#### [WORK INSTRUCTION]
Find every line below that contains the word "label" and copy it out.

#### [DATA TO EXAMINE]
┄┄┄┄┄┄┄┄┄┄

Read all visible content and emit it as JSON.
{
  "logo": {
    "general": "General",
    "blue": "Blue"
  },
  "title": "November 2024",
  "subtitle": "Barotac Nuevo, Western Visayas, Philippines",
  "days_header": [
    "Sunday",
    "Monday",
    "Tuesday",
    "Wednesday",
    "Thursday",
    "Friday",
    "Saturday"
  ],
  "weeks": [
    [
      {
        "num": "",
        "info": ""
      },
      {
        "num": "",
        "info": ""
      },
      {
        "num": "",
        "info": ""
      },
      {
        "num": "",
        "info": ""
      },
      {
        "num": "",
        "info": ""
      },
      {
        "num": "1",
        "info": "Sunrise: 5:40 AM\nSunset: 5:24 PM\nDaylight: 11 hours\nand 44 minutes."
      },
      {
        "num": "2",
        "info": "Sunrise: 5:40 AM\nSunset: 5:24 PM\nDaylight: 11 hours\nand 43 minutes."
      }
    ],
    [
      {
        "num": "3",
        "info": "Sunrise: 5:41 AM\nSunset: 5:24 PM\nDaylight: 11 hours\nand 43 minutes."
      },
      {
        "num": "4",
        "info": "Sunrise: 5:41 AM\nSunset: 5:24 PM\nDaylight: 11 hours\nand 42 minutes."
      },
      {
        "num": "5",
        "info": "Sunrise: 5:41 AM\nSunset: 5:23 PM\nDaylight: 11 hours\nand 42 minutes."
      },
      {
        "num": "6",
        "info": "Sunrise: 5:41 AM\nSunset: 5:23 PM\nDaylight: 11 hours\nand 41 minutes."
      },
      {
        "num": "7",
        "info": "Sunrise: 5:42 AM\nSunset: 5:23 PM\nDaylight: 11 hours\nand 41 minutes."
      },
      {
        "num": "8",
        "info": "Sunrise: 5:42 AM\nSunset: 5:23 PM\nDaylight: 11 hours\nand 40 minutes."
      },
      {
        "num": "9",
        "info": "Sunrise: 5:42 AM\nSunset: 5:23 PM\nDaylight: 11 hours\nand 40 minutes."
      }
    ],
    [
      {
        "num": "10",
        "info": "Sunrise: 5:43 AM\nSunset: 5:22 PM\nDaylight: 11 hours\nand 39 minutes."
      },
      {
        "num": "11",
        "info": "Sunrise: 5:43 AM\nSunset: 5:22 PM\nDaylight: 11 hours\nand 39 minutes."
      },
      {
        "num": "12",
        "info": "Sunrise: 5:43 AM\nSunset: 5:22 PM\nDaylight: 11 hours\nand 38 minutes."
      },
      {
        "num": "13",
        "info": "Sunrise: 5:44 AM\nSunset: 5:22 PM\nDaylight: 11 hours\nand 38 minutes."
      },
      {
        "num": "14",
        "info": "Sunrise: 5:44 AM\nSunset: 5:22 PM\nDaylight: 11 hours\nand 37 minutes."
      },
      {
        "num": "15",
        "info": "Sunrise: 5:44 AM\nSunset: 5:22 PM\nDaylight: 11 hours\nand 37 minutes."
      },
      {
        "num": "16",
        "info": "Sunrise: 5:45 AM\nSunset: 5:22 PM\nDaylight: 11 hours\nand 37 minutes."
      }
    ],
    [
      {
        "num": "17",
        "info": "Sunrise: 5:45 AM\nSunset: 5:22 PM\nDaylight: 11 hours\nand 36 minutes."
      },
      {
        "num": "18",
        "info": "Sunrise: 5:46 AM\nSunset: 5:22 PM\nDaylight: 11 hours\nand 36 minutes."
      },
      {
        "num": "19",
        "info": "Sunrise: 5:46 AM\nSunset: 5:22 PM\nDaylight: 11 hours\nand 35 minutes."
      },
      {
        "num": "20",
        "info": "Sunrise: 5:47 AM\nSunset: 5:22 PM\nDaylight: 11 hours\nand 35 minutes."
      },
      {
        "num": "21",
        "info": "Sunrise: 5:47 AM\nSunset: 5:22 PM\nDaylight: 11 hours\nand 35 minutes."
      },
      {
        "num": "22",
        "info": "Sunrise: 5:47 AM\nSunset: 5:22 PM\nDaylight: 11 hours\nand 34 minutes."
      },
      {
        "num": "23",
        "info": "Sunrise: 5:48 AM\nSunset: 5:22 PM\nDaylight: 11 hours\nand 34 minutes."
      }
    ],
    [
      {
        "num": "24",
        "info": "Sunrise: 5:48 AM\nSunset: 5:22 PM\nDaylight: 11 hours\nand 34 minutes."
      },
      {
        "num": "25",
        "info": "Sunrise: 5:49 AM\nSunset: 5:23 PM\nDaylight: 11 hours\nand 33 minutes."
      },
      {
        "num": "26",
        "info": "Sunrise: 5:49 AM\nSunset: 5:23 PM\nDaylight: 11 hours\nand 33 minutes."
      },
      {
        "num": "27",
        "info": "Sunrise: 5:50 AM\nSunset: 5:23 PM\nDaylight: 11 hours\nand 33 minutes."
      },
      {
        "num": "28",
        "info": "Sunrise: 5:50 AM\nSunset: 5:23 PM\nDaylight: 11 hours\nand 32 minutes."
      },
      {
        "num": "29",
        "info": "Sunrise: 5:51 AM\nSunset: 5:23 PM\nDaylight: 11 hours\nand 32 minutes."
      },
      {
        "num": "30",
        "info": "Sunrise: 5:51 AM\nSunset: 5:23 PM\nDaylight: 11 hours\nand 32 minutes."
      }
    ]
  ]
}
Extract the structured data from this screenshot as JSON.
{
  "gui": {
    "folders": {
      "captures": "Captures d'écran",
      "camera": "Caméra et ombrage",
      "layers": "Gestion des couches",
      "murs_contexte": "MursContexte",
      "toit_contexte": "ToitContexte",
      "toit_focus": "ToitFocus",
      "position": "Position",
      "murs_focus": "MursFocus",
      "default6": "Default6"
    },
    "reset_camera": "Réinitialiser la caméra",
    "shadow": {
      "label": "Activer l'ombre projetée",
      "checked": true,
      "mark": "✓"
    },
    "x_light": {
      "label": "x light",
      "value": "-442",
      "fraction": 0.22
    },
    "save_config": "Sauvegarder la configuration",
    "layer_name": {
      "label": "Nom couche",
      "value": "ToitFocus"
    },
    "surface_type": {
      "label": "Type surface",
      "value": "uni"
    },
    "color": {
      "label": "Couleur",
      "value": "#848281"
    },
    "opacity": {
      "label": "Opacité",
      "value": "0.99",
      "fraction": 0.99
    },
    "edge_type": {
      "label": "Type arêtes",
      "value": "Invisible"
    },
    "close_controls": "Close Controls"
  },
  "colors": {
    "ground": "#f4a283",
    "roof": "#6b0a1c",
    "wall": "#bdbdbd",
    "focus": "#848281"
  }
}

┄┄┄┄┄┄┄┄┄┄

#### [RESULT FOR THIS EXERCISE]
      "label": "Activer l'ombre projetée",
      "label": "x light",
      "label": "Nom couche",
      "label": "Type surface",
      "label": "Couleur",
      "label": "Opacité",
      "label": "Type arêtes",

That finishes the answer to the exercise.